» **Task to carry out**
Filter the data for lines with the word "order" and copy those lines.

Excerpts from an interface dataset
^^^^^^^^^^^^^^^^
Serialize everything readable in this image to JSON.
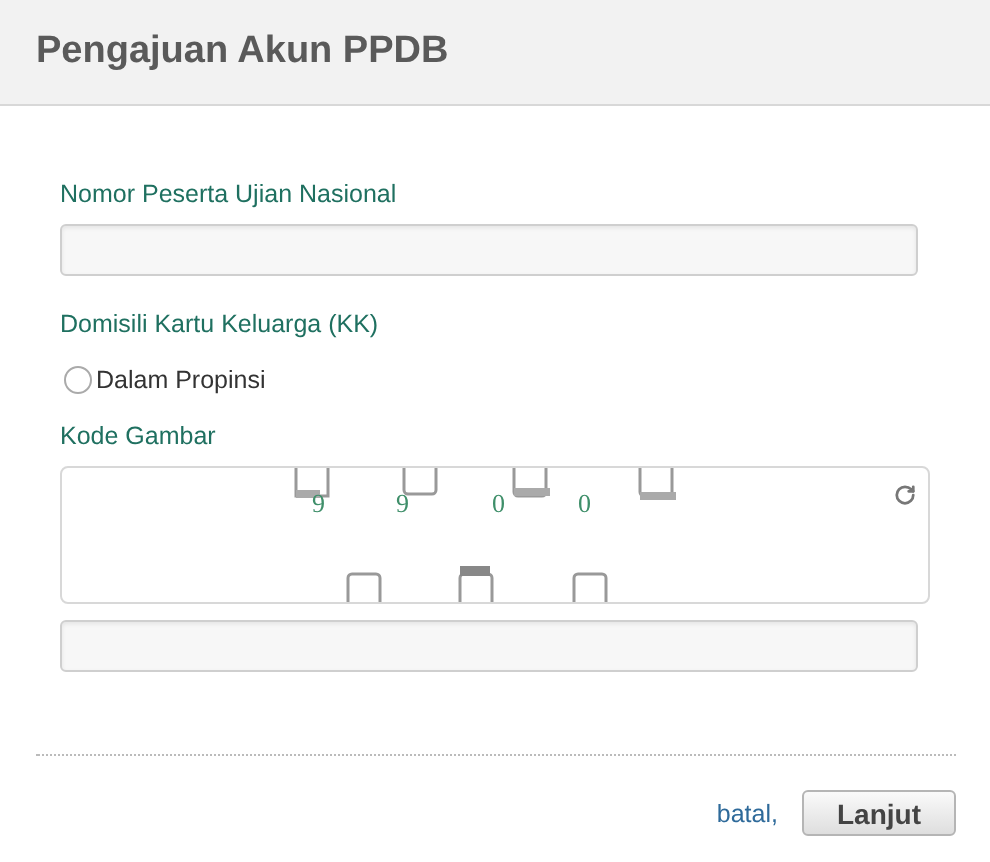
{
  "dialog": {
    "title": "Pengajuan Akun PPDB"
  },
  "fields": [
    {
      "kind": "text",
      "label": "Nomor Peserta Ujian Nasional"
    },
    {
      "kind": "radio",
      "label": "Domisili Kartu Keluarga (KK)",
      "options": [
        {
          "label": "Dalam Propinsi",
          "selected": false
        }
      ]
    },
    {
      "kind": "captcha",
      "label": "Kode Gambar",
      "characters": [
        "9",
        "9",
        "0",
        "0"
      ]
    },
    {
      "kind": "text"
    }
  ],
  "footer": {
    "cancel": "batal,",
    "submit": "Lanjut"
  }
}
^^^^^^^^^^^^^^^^
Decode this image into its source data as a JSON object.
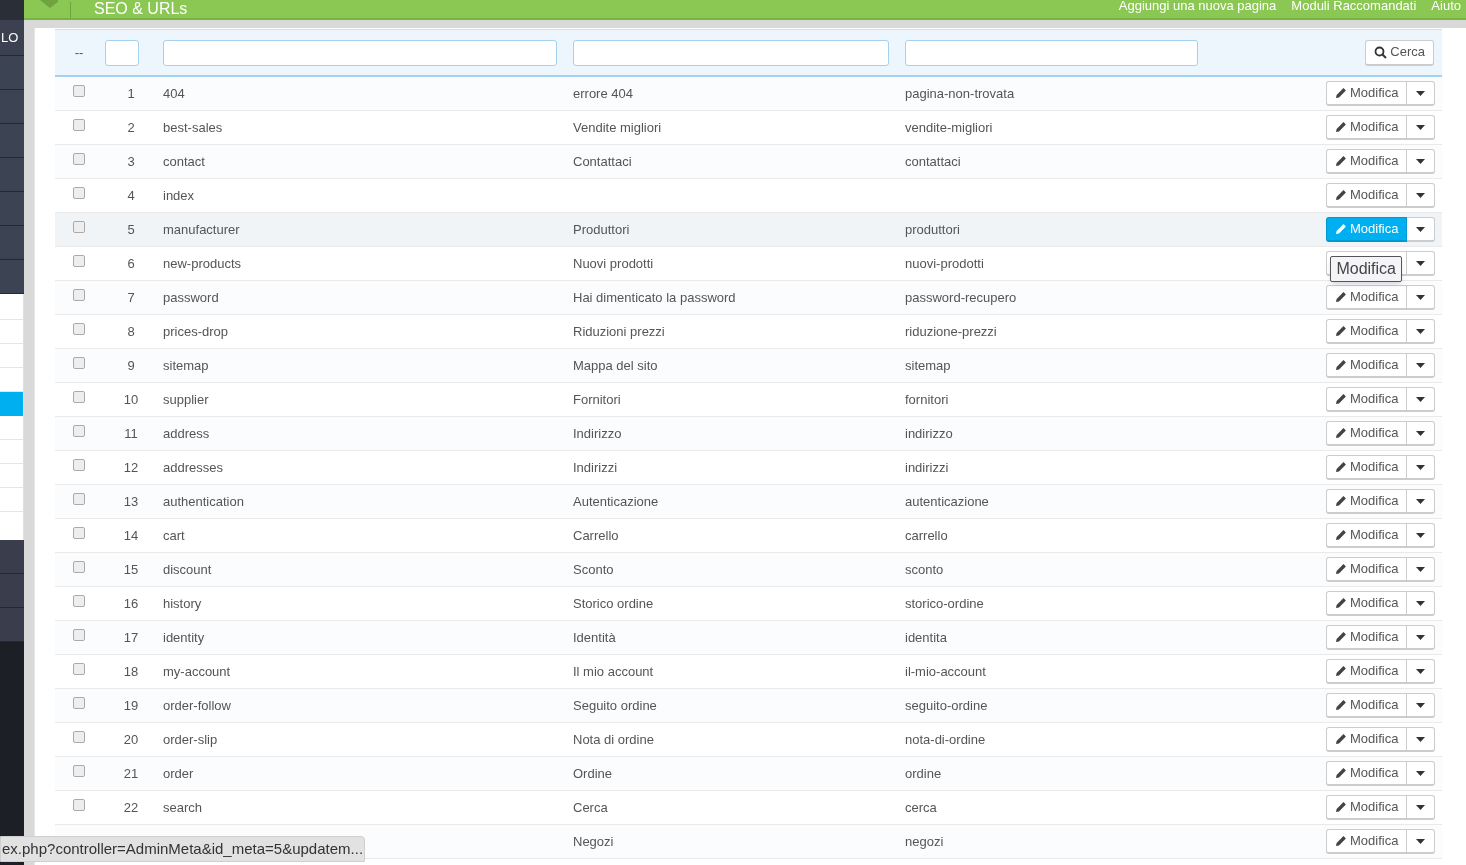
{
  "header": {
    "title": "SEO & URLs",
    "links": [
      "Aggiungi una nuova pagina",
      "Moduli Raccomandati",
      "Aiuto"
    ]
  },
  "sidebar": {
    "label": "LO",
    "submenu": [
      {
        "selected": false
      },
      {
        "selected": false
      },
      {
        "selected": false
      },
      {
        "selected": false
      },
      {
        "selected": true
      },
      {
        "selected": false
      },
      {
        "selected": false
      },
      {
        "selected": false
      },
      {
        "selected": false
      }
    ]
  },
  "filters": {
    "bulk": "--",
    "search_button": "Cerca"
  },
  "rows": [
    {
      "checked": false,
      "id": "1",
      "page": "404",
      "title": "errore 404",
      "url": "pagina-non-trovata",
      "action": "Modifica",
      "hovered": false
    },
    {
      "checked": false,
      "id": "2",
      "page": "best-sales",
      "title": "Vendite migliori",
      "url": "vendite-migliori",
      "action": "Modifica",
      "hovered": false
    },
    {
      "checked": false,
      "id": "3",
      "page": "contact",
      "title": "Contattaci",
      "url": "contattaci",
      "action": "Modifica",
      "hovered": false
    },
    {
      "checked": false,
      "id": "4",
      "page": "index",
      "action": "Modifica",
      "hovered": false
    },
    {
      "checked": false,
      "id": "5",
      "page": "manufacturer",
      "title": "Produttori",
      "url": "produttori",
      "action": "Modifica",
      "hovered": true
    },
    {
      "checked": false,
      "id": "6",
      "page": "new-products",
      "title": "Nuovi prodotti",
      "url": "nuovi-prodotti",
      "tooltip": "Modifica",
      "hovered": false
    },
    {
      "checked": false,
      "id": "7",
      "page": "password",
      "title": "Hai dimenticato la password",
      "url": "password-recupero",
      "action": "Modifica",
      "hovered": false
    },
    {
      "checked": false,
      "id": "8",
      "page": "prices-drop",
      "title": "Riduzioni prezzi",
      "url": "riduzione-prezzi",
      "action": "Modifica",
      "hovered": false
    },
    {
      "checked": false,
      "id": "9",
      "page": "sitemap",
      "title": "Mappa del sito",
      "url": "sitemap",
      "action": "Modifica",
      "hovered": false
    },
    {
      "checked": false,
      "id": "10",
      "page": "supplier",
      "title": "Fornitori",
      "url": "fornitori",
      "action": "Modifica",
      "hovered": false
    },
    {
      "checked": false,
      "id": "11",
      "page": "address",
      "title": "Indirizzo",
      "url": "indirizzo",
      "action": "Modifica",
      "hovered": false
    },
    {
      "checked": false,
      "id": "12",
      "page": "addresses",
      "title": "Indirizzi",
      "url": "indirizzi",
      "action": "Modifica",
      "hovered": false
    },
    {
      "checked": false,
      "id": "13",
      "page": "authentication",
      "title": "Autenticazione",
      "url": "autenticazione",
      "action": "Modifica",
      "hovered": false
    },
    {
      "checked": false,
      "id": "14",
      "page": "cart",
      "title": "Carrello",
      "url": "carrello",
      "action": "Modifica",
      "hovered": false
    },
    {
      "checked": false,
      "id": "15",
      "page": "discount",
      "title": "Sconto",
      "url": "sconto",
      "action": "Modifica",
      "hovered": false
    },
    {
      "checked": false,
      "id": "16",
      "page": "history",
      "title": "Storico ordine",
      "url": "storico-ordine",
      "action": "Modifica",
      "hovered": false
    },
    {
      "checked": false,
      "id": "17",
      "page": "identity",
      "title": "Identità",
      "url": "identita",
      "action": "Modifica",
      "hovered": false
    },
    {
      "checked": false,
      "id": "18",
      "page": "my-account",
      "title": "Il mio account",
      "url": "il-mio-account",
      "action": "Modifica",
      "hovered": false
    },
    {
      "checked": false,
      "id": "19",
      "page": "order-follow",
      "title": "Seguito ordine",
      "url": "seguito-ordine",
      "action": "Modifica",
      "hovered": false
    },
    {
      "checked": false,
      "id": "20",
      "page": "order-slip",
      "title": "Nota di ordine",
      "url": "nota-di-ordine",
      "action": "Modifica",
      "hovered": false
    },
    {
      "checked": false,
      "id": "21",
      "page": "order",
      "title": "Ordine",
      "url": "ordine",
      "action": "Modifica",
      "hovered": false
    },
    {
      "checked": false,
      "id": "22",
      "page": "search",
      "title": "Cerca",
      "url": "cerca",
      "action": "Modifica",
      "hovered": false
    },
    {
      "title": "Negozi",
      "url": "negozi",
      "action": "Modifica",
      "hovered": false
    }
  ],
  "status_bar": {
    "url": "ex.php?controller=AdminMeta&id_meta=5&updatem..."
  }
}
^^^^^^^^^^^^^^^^
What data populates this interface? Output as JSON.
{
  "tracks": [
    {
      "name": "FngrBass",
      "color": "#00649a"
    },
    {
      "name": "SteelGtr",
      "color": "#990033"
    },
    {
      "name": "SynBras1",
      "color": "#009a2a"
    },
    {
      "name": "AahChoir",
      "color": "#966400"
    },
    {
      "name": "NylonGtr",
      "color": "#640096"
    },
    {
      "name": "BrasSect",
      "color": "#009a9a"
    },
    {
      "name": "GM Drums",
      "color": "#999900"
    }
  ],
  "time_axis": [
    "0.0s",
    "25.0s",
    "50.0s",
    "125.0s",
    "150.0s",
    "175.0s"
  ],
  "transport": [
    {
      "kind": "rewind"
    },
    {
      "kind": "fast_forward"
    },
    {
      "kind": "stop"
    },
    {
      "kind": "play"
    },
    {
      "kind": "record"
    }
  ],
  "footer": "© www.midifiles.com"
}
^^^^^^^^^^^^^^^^
» **Output below**
      "page": "order-follow",
      "page": "order-slip",
      "page": "order",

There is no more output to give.